*EXERCISE INSTRUCTIONS*
Your copy should run exactly from the line containing "Decode this image" to the last line of the entries below, and it should include no pictures.

*MATERIAL SHOWN*
┌────────
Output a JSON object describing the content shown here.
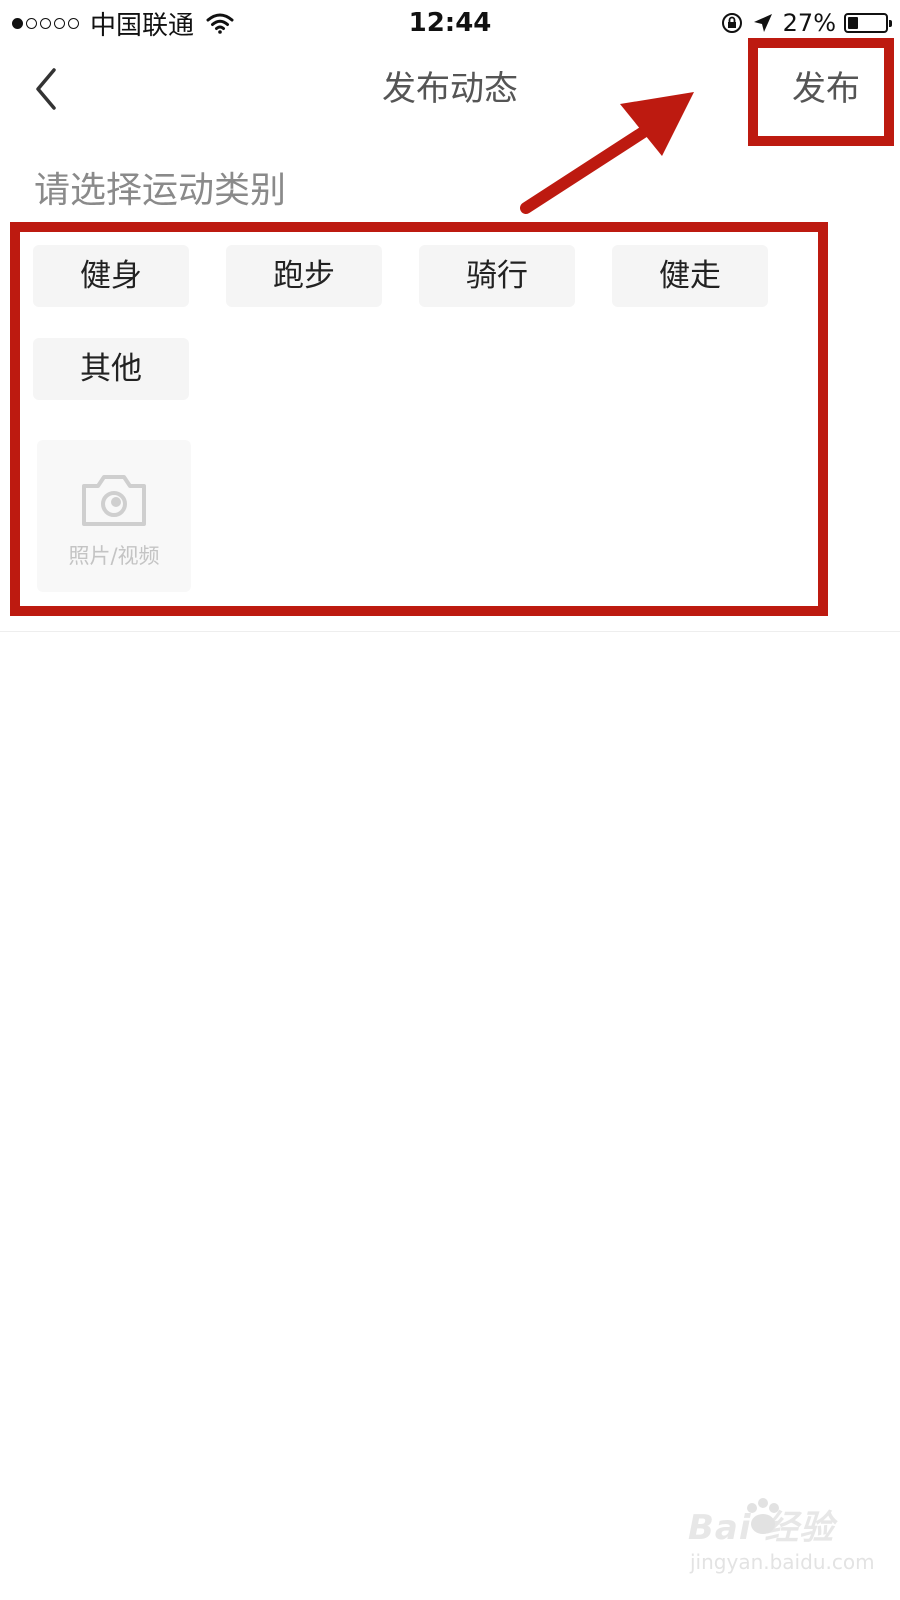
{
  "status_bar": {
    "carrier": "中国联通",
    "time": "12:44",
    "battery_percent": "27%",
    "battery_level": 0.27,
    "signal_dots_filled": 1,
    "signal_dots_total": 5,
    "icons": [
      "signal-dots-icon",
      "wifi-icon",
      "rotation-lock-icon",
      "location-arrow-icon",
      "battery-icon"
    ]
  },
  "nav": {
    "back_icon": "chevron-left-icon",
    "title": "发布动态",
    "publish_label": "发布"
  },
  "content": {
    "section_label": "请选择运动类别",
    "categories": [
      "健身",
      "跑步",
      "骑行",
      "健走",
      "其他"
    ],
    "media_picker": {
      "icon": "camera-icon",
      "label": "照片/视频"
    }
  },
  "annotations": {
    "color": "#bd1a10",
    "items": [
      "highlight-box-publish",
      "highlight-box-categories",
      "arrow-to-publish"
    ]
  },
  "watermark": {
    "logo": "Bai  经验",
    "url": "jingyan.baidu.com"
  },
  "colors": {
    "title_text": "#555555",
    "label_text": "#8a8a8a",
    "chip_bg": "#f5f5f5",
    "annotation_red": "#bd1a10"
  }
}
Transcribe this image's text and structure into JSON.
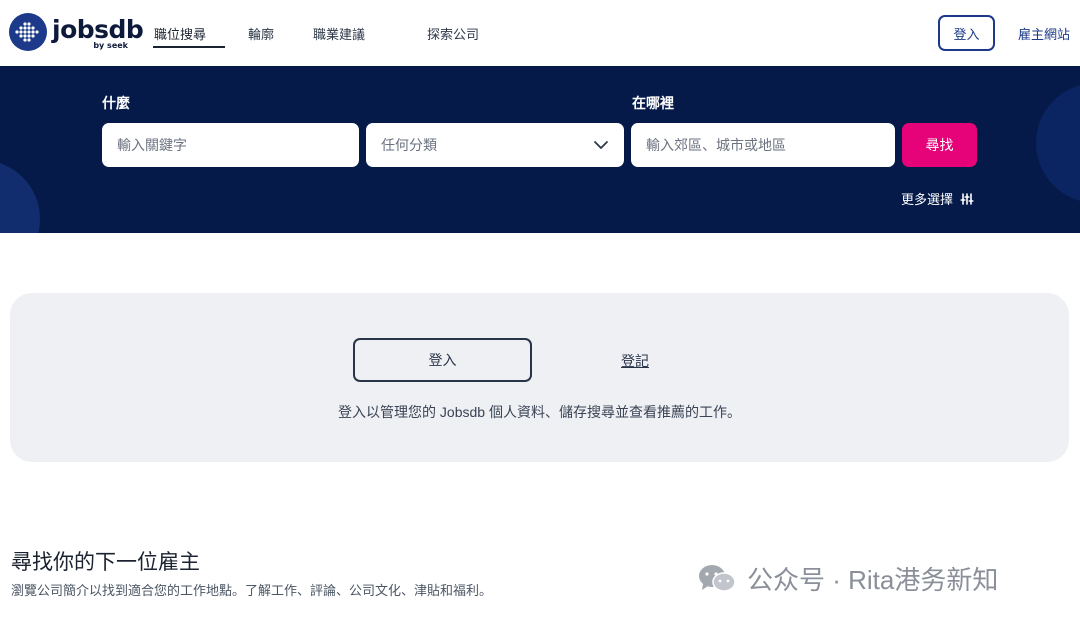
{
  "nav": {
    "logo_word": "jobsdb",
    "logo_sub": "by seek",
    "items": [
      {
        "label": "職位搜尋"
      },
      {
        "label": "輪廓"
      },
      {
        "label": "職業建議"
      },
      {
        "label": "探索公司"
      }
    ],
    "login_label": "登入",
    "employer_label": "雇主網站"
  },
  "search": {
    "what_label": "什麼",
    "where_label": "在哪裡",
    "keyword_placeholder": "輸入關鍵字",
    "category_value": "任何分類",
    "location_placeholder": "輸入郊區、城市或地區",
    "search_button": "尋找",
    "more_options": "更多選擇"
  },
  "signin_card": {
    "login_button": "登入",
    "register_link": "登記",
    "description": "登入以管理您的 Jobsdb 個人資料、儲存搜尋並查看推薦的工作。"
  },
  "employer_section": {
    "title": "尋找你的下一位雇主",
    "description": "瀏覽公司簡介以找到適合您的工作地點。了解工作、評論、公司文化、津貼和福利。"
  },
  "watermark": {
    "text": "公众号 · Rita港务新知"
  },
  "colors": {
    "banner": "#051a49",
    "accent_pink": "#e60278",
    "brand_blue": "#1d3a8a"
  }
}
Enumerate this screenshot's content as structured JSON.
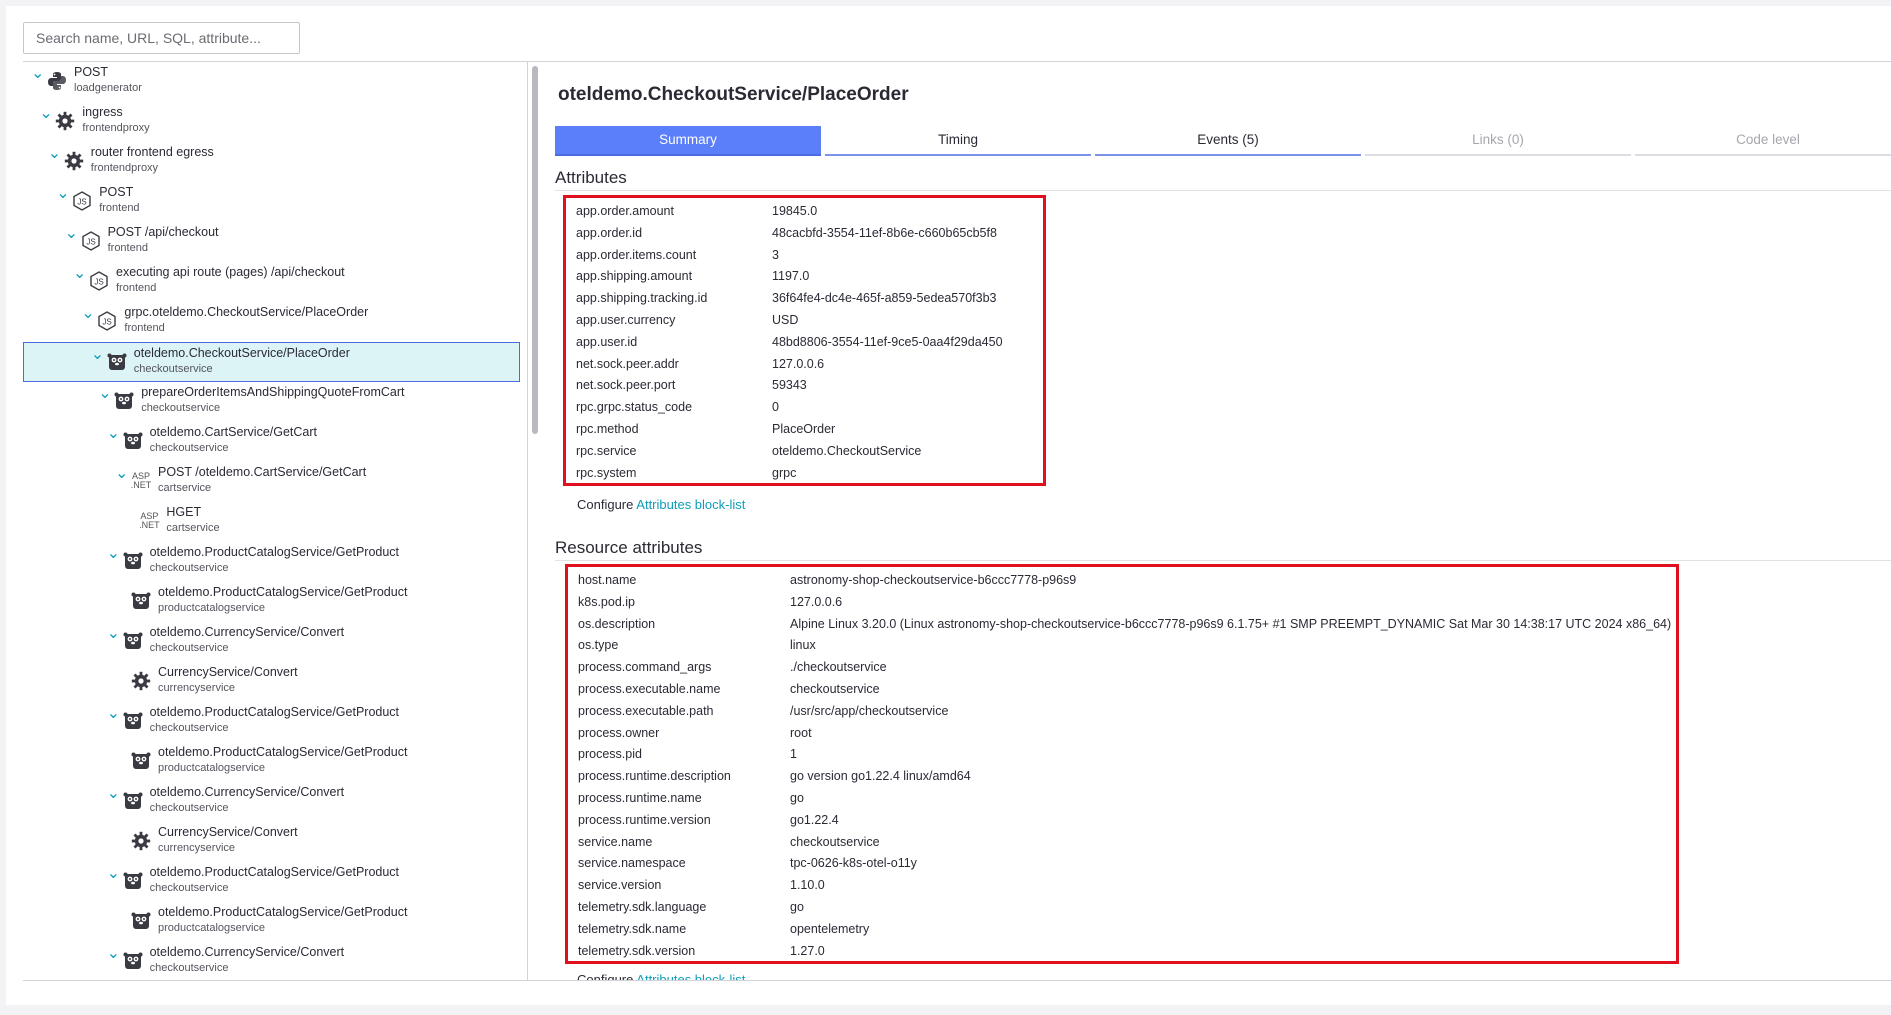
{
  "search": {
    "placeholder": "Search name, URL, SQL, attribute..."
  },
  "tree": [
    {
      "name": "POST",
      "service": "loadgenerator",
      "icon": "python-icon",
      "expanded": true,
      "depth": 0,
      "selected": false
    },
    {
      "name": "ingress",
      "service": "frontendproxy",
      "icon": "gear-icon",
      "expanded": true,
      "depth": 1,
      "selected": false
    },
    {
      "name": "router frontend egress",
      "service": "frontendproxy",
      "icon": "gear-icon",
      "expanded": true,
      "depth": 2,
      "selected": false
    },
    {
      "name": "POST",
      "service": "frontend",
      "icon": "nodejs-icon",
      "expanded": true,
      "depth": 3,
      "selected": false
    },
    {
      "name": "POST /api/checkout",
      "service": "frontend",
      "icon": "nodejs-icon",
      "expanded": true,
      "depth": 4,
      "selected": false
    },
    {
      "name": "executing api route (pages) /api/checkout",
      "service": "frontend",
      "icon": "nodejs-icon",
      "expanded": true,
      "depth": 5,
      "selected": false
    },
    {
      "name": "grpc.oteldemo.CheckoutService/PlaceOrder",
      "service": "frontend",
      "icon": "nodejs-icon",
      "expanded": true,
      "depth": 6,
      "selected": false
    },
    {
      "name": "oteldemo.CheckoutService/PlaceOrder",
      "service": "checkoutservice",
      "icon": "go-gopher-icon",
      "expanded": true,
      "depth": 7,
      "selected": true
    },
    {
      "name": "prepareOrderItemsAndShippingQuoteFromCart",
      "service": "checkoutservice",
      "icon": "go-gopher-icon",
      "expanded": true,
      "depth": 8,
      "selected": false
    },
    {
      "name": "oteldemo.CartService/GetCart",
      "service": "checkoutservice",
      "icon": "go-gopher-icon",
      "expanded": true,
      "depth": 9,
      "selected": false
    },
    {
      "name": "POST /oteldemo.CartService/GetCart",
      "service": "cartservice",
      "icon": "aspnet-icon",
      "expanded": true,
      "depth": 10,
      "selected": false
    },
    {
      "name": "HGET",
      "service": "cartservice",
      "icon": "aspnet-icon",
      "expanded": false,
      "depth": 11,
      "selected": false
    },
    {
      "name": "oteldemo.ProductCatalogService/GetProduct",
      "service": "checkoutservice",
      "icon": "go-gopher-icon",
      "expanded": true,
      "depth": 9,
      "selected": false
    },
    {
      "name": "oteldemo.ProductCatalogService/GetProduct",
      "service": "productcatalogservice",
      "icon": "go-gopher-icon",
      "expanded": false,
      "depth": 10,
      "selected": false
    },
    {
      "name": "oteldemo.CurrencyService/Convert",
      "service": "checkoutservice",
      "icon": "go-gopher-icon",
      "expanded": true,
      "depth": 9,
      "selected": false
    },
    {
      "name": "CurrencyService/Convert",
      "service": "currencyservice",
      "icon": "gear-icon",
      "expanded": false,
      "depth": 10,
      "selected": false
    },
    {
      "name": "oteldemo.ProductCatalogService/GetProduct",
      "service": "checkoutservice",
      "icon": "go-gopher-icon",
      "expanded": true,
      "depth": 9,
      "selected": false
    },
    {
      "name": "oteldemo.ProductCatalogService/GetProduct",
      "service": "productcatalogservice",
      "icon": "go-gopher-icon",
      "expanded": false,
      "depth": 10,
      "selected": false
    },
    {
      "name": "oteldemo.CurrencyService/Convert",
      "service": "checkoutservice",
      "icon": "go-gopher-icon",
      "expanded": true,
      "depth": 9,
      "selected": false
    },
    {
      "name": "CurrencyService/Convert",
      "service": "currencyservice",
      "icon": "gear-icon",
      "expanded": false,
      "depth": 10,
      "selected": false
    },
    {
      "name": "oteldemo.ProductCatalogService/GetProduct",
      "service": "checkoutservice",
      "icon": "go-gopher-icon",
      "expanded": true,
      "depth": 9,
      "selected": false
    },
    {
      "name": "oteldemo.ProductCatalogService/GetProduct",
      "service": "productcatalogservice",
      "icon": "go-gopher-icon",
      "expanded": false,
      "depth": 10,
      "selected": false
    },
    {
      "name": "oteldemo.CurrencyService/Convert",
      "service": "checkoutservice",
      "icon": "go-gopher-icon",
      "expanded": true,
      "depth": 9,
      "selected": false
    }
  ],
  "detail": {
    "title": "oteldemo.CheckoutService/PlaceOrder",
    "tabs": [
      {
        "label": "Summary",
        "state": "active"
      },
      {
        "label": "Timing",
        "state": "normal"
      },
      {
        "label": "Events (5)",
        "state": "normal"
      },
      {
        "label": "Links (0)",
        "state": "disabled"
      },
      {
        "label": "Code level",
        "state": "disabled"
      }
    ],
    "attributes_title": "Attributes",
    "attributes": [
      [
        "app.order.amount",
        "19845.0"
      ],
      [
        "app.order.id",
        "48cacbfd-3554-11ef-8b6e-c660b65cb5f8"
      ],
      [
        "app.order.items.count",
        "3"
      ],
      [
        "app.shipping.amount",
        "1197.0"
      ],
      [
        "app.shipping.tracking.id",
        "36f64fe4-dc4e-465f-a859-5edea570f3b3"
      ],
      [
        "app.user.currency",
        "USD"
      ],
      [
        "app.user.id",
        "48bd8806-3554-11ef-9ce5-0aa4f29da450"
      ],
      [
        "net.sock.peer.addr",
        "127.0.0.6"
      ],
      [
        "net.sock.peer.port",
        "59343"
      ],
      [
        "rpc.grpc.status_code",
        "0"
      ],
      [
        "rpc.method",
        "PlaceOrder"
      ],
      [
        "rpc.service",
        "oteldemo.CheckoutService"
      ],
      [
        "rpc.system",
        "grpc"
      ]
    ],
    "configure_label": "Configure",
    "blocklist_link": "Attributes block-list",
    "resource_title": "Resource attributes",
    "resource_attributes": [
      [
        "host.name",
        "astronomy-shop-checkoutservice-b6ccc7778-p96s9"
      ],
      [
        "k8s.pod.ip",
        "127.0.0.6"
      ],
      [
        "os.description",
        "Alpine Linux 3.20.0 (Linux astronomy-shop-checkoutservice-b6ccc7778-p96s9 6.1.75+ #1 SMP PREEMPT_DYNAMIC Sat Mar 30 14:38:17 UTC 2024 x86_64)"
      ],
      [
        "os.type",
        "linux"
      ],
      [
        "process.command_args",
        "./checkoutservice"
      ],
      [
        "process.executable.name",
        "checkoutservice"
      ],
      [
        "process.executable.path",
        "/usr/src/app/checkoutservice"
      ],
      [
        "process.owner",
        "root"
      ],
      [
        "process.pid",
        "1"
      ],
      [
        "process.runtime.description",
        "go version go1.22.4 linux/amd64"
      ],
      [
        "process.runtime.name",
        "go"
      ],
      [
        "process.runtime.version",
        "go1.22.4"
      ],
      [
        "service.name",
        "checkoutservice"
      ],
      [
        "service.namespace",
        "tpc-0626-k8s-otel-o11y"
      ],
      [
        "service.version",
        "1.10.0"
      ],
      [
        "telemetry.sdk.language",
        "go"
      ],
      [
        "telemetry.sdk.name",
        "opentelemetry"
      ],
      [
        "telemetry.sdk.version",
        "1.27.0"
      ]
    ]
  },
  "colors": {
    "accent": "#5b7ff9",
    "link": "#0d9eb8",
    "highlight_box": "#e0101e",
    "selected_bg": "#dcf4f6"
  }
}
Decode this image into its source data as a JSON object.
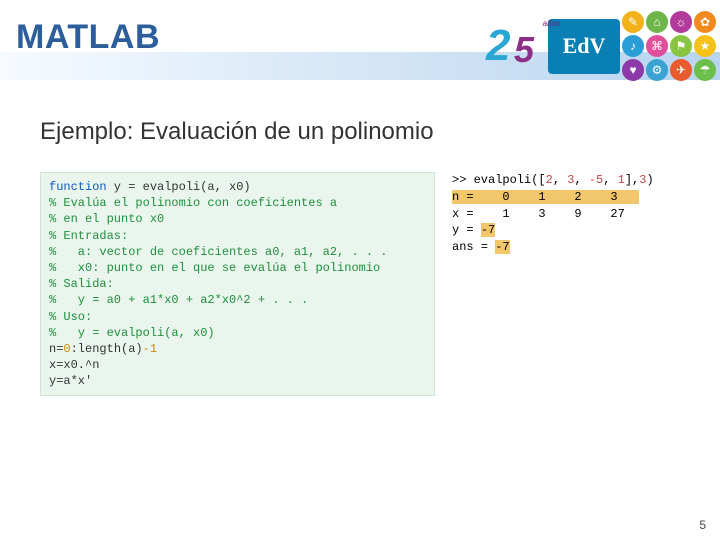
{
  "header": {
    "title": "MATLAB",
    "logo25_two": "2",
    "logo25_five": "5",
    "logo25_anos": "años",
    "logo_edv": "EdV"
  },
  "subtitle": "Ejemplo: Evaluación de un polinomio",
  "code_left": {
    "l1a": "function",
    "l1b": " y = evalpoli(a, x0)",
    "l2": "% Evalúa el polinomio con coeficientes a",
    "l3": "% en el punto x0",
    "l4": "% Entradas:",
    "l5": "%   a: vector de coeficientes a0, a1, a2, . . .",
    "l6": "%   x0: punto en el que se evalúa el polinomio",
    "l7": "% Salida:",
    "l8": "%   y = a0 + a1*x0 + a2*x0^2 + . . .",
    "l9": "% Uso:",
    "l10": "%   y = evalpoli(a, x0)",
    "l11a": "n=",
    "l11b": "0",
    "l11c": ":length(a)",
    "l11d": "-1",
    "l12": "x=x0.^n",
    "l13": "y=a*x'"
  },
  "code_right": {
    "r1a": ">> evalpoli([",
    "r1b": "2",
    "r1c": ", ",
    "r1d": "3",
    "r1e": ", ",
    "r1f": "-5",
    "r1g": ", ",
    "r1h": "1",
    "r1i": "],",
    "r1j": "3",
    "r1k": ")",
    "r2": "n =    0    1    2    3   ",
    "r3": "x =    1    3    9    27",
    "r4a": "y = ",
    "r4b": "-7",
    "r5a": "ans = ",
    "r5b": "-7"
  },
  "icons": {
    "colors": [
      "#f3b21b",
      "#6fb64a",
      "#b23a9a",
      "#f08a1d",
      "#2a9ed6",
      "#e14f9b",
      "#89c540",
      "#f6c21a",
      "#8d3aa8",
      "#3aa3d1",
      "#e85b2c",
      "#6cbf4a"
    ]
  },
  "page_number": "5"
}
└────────
*RESULT OF THE TASK*
Decode this image into its source data as a JSON object.
{
  "header": {
    "title": "MATLAB",
    "logo25_two": "2",
    "logo25_five": "5",
    "logo25_anos": "años",
    "logo_edv": "EdV"
  },
  "subtitle": "Ejemplo: Evaluación de un polinomio",
  "code_left": {
    "l1a": "function",
    "l1b": " y = evalpoli(a, x0)",
    "l2": "% Evalúa el polinomio con coeficientes a",
    "l3": "% en el punto x0",
    "l4": "% Entradas:",
    "l5": "%   a: vector de coeficientes a0, a1, a2, . . .",
    "l6": "%   x0: punto en el que se evalúa el polinomio",
    "l7": "% Salida:",
    "l8": "%   y = a0 + a1*x0 + a2*x0^2 + . . .",
    "l9": "% Uso:",
    "l10": "%   y = evalpoli(a, x0)",
    "l11a": "n=",
    "l11b": "0",
    "l11c": ":length(a)",
    "l11d": "-1",
    "l12": "x=x0.^n",
    "l13": "y=a*x'"
  },
  "code_right": {
    "r1a": ">> evalpoli([",
    "r1b": "2",
    "r1c": ", ",
    "r1d": "3",
    "r1e": ", ",
    "r1f": "-5",
    "r1g": ", ",
    "r1h": "1",
    "r1i": "],",
    "r1j": "3",
    "r1k": ")",
    "r2": "n =    0    1    2    3   ",
    "r3": "x =    1    3    9    27",
    "r4a": "y = ",
    "r4b": "-7",
    "r5a": "ans = ",
    "r5b": "-7"
  },
  "icons": {
    "colors": [
      "#f3b21b",
      "#6fb64a",
      "#b23a9a",
      "#f08a1d",
      "#2a9ed6",
      "#e14f9b",
      "#89c540",
      "#f6c21a",
      "#8d3aa8",
      "#3aa3d1",
      "#e85b2c",
      "#6cbf4a"
    ]
  },
  "page_number": "5"
}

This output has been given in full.